9Common LawEdward I (1272 to 1307) 1 of the greatest monarchsDivided the kings court into 3 branchesTreasury: kept track of financial accountsCommon Pleas: ordinary citizensKings Bench: concerned the king or govtBasis for future court verdicts; applied equally

Edward I ruled England from 1272 to 1307, he was one of Englands greatest monarchsHe divided the kings court into three branchesThe Court of the Exchequer: kept track of the kingdoms financial accountsThe Court of Common Pleas: heard cases between ordinary citizensThe Court of the Kings Bench: conducted trials that concerned the king or the governmentThe decisions made by the new royal courts were collected and used as the basis for future court verdictsThis collection of decisions became known as common law because it applied equally and in common to all English people

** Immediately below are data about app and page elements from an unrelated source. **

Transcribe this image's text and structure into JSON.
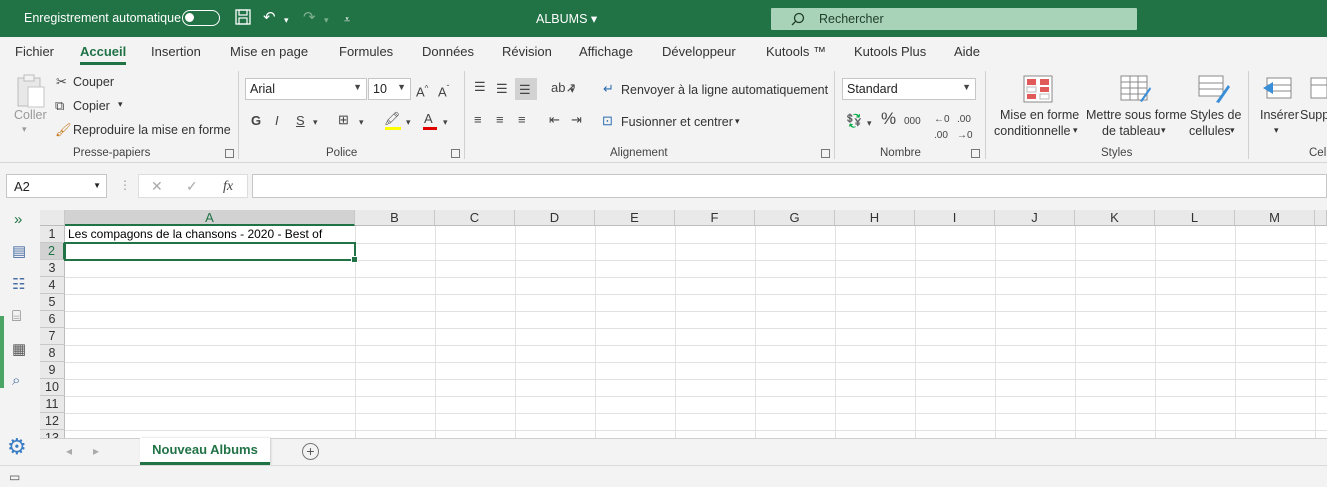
{
  "titlebar": {
    "autosave_label": "Enregistrement automatique",
    "doc_title": "ALBUMS",
    "search_placeholder": "Rechercher"
  },
  "menu": [
    "Fichier",
    "Accueil",
    "Insertion",
    "Mise en page",
    "Formules",
    "Données",
    "Révision",
    "Affichage",
    "Développeur",
    "Kutools ™",
    "Kutools Plus",
    "Aide"
  ],
  "ribbon": {
    "clipboard": {
      "paste": "Coller",
      "cut": "Couper",
      "copy": "Copier",
      "format_painter": "Reproduire la mise en forme",
      "title": "Presse-papiers"
    },
    "font": {
      "name": "Arial",
      "size": "10",
      "bold": "G",
      "italic": "I",
      "underline": "S",
      "title": "Police"
    },
    "alignment": {
      "wrap": "Renvoyer à la ligne automatiquement",
      "merge": "Fusionner et centrer",
      "title": "Alignement"
    },
    "number": {
      "format": "Standard",
      "percent": "%",
      "thousands": "000",
      "title": "Nombre"
    },
    "styles": {
      "conditional_1": "Mise en forme",
      "conditional_2": "conditionnelle",
      "table_1": "Mettre sous forme",
      "table_2": "de tableau",
      "cell_1": "Styles de",
      "cell_2": "cellules",
      "title": "Styles"
    },
    "cells": {
      "insert": "Insérer",
      "delete": "Supp",
      "title": "Cell"
    }
  },
  "formula": {
    "namebox": "A2",
    "fx": "fx",
    "value": ""
  },
  "columns": [
    "A",
    "B",
    "C",
    "D",
    "E",
    "F",
    "G",
    "H",
    "I",
    "J",
    "K",
    "L",
    "M"
  ],
  "rows": [
    "1",
    "2",
    "3",
    "4",
    "5",
    "6",
    "7",
    "8",
    "9",
    "10",
    "11",
    "12",
    "13"
  ],
  "cells": {
    "A1": "Les compagons de la chansons - 2020 - Best of"
  },
  "sheet_tab": "Nouveau Albums",
  "colors": {
    "accent": "#217346"
  }
}
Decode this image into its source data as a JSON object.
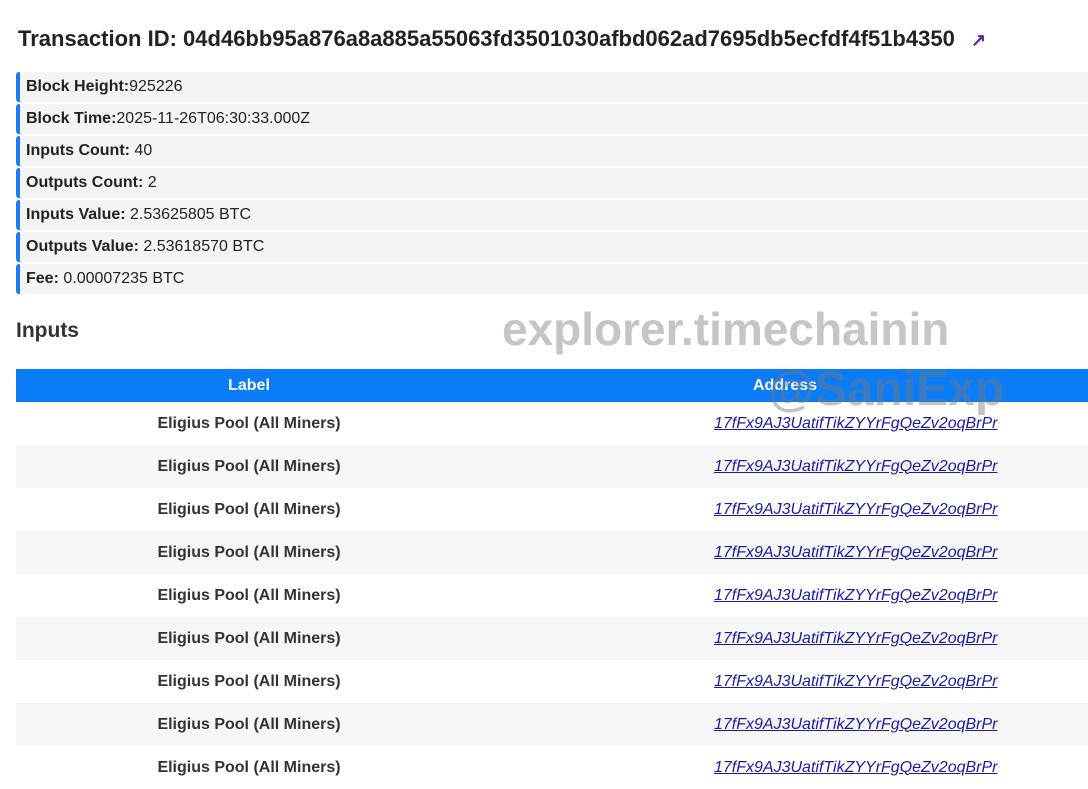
{
  "title": {
    "label": "Transaction ID:",
    "txid": "04d46bb95a876a8a885a55063fd3501030afbd062ad7695db5ecfdf4f51b4350",
    "link_icon": "external-link-icon"
  },
  "info": [
    {
      "label": "Block Height:",
      "value": "925226"
    },
    {
      "label": "Block Time:",
      "value": "2025-11-26T06:30:33.000Z"
    },
    {
      "label": "Inputs Count:",
      "value": " 40"
    },
    {
      "label": "Outputs Count:",
      "value": " 2"
    },
    {
      "label": "Inputs Value:",
      "value": " 2.53625805 BTC"
    },
    {
      "label": "Outputs Value:",
      "value": " 2.53618570 BTC"
    },
    {
      "label": "Fee:",
      "value": " 0.00007235 BTC"
    }
  ],
  "inputs": {
    "heading": "Inputs",
    "columns": [
      "Label",
      "Address"
    ],
    "rows": [
      {
        "label": "Eligius Pool (All Miners)",
        "address": "17fFx9AJ3UatifTikZYYrFgQeZv2oqBrPr"
      },
      {
        "label": "Eligius Pool (All Miners)",
        "address": "17fFx9AJ3UatifTikZYYrFgQeZv2oqBrPr"
      },
      {
        "label": "Eligius Pool (All Miners)",
        "address": "17fFx9AJ3UatifTikZYYrFgQeZv2oqBrPr"
      },
      {
        "label": "Eligius Pool (All Miners)",
        "address": "17fFx9AJ3UatifTikZYYrFgQeZv2oqBrPr"
      },
      {
        "label": "Eligius Pool (All Miners)",
        "address": "17fFx9AJ3UatifTikZYYrFgQeZv2oqBrPr"
      },
      {
        "label": "Eligius Pool (All Miners)",
        "address": "17fFx9AJ3UatifTikZYYrFgQeZv2oqBrPr"
      },
      {
        "label": "Eligius Pool (All Miners)",
        "address": "17fFx9AJ3UatifTikZYYrFgQeZv2oqBrPr"
      },
      {
        "label": "Eligius Pool (All Miners)",
        "address": "17fFx9AJ3UatifTikZYYrFgQeZv2oqBrPr"
      },
      {
        "label": "Eligius Pool (All Miners)",
        "address": "17fFx9AJ3UatifTikZYYrFgQeZv2oqBrPr"
      }
    ]
  },
  "watermark": {
    "site": "explorer.timechainin",
    "handle": "@SaniExp"
  }
}
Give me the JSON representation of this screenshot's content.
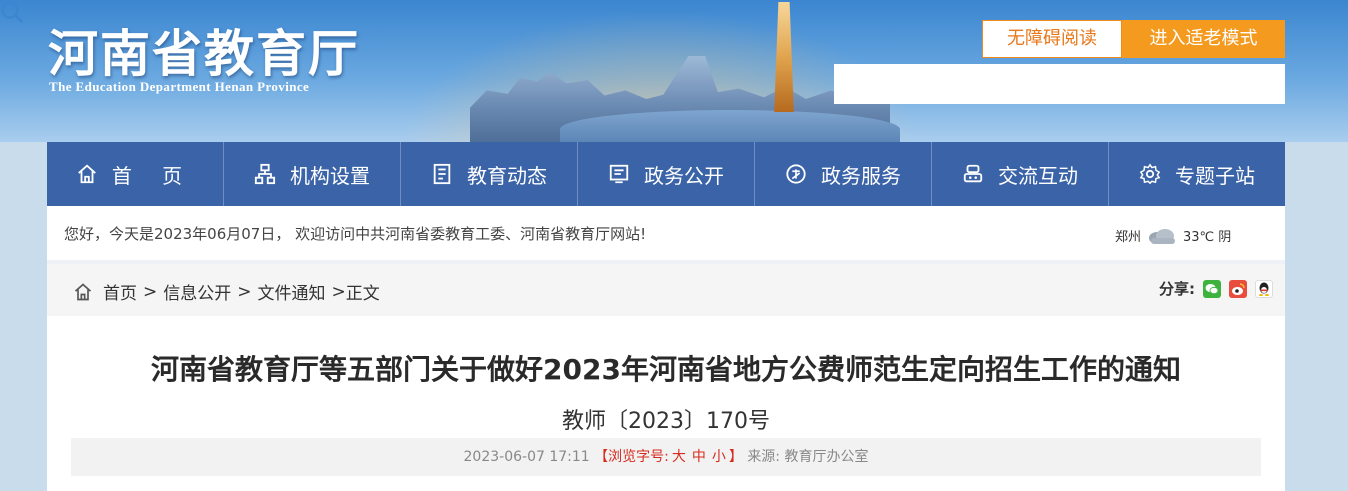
{
  "header": {
    "logo_cn": "河南省教育厅",
    "logo_en": "The Education Department Henan Province",
    "accessible_label": "无障碍阅读",
    "elder_mode_label": "进入适老模式",
    "search_placeholder": ""
  },
  "nav": {
    "items": [
      {
        "label": "首 页",
        "icon": "home-icon"
      },
      {
        "label": "机构设置",
        "icon": "org-chart-icon"
      },
      {
        "label": "教育动态",
        "icon": "document-icon"
      },
      {
        "label": "政务公开",
        "icon": "notice-board-icon"
      },
      {
        "label": "政务服务",
        "icon": "gov-service-icon"
      },
      {
        "label": "交流互动",
        "icon": "interaction-icon"
      },
      {
        "label": "专题子站",
        "icon": "gear-icon"
      }
    ]
  },
  "welcome": {
    "text": "您好，今天是2023年06月07日， 欢迎访问中共河南省委教育工委、河南省教育厅网站!",
    "weather_city": "郑州",
    "weather_temp": "33℃ 阴",
    "weather_icon": "cloudy-icon"
  },
  "breadcrumb": {
    "items": [
      "首页",
      "信息公开",
      "文件通知",
      "正文"
    ],
    "separator": ">"
  },
  "share": {
    "label": "分享:",
    "icons": [
      "wechat-icon",
      "weibo-icon",
      "qq-icon"
    ]
  },
  "article": {
    "title": "河南省教育厅等五部门关于做好2023年河南省地方公费师范生定向招生工作的通知",
    "doc_number": "教师〔2023〕170号",
    "date": "2023-06-07 17:11",
    "font_size_label": "【浏览字号:",
    "font_sizes": [
      "大",
      "中",
      "小"
    ],
    "font_size_close": "】",
    "source_label": "来源:",
    "source": "教育厅办公室"
  },
  "colors": {
    "nav_bg": "#3a63a8",
    "accent_orange": "#f39a1f",
    "link_red": "#d62c1f"
  }
}
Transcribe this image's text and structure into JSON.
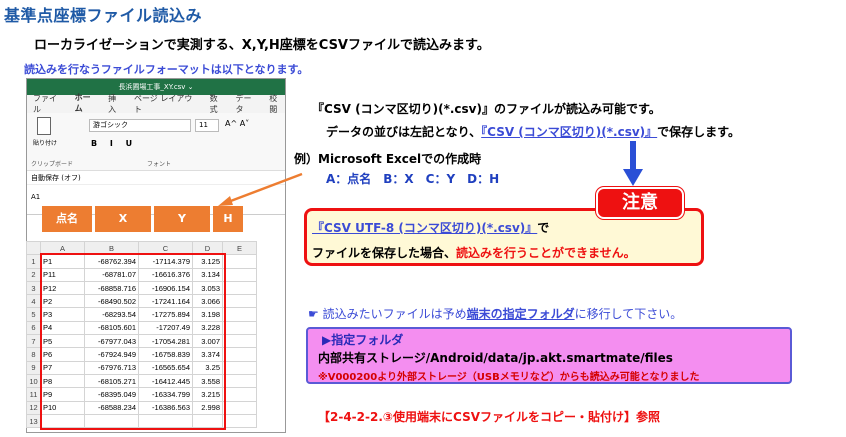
{
  "heading": {
    "title": "基準点座標ファイル読込み",
    "subtitle": "ローカライゼーションで実測する、X,Y,H座標をCSVファイルで読込みます。",
    "format_note": "読込みを行なうファイルフォーマットは以下となります。"
  },
  "excel": {
    "window_title": "長浜圃場工事_XY.csv ⌄",
    "tabs": [
      "ファイル",
      "ホーム",
      "挿入",
      "ページ レイアウト",
      "数式",
      "データ",
      "校閲"
    ],
    "paste_label": "貼り付け",
    "font_name": "游ゴシック",
    "font_size": "11",
    "font_grow": "A^ A˅",
    "format_buttons": "B I U",
    "group_clipboard": "クリップボード",
    "group_font": "フォント",
    "autosave": "自動保存 (オフ)",
    "cell_ref": "A1",
    "overlay_headers": [
      "点名",
      "X",
      "Y",
      "H"
    ],
    "columns": [
      "",
      "A",
      "B",
      "C",
      "D",
      "E"
    ],
    "rows": [
      [
        "1",
        "P1",
        "-68762.394",
        "-17114.379",
        "3.125"
      ],
      [
        "2",
        "P11",
        "-68781.07",
        "-16616.376",
        "3.134"
      ],
      [
        "3",
        "P12",
        "-68858.716",
        "-16906.154",
        "3.053"
      ],
      [
        "4",
        "P2",
        "-68490.502",
        "-17241.164",
        "3.066"
      ],
      [
        "5",
        "P3",
        "-68293.54",
        "-17275.894",
        "3.198"
      ],
      [
        "6",
        "P4",
        "-68105.601",
        "-17207.49",
        "3.228"
      ],
      [
        "7",
        "P5",
        "-67977.043",
        "-17054.281",
        "3.007"
      ],
      [
        "8",
        "P6",
        "-67924.949",
        "-16758.839",
        "3.374"
      ],
      [
        "9",
        "P7",
        "-67976.713",
        "-16565.654",
        "3.25"
      ],
      [
        "10",
        "P8",
        "-68105.271",
        "-16412.445",
        "3.558"
      ],
      [
        "11",
        "P9",
        "-68395.049",
        "-16334.799",
        "3.215"
      ],
      [
        "12",
        "P10",
        "-68588.234",
        "-16386.563",
        "2.998"
      ],
      [
        "13",
        "",
        "",
        "",
        ""
      ]
    ]
  },
  "info": {
    "line1": "『CSV (コンマ区切り)(*.csv)』のファイルが読込み可能です。",
    "line2_prefix": "データの並びは左記となり、",
    "line2_link": "『CSV (コンマ区切り)(*.csv)』",
    "line2_suffix": "で保存します。",
    "example": "例）Microsoft Excelでの作成時",
    "columns_map": "A：点名　B：X　C：Y　D：H"
  },
  "warning": {
    "badge": "注意",
    "line1_link": "『CSV UTF-8 (コンマ区切り)(*.csv)』",
    "line1_suffix": "で",
    "line2_prefix": "ファイルを保存した場合、",
    "line2_red": "読込みを行うことができません。"
  },
  "move": {
    "bullet": "☛",
    "prefix": "読込みたいファイルは予め",
    "link": "端末の指定フォルダ",
    "suffix": "に移行して下さい。"
  },
  "folder": {
    "label": "▶指定フォルダ",
    "path": "内部共有ストレージ/Android/data/jp.akt.smartmate/files",
    "note": "※V000200より外部ストレージ（USBメモリなど）からも読込み可能となりました"
  },
  "reference": "【2-4-2-2.③使用端末にCSVファイルをコピー・貼付け】参照",
  "colors": {
    "accent_orange": "#ed7d31",
    "excel_green": "#207245",
    "warning_red": "#e11111",
    "folder_pink": "#f48ef0",
    "link_blue": "#3b4bd6"
  }
}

10Magna CartaAfterward:Growth of Parliament & beginnings of rep. govt Growth of common law, based on customs & judges decisions, written codes

Two other major developments took place in England in the years following Magna CartaThe first was the growth of Parliament and the beginnings of representative governmentThe second was the growth of common law, law based upon customs and judges decisions, rather than upon written codes

11Quick ReviewWhat contributions did William the Conqueror and his successors make to England?

Explain how the English Parliament was created and how it functioned.

What is common law?

Activity: Magna Carta & the U.S. ConstitutionWith a partnerCompare the Magna Carta and the U.S. ConstitutionComplete the sheet Activity: Magna Carta & U.S. ConstitutionWith your partnerWrite an outline of your own constitutionConsider: ideas from the Magna Carta and the U.S. ConstitutionWhat would you change?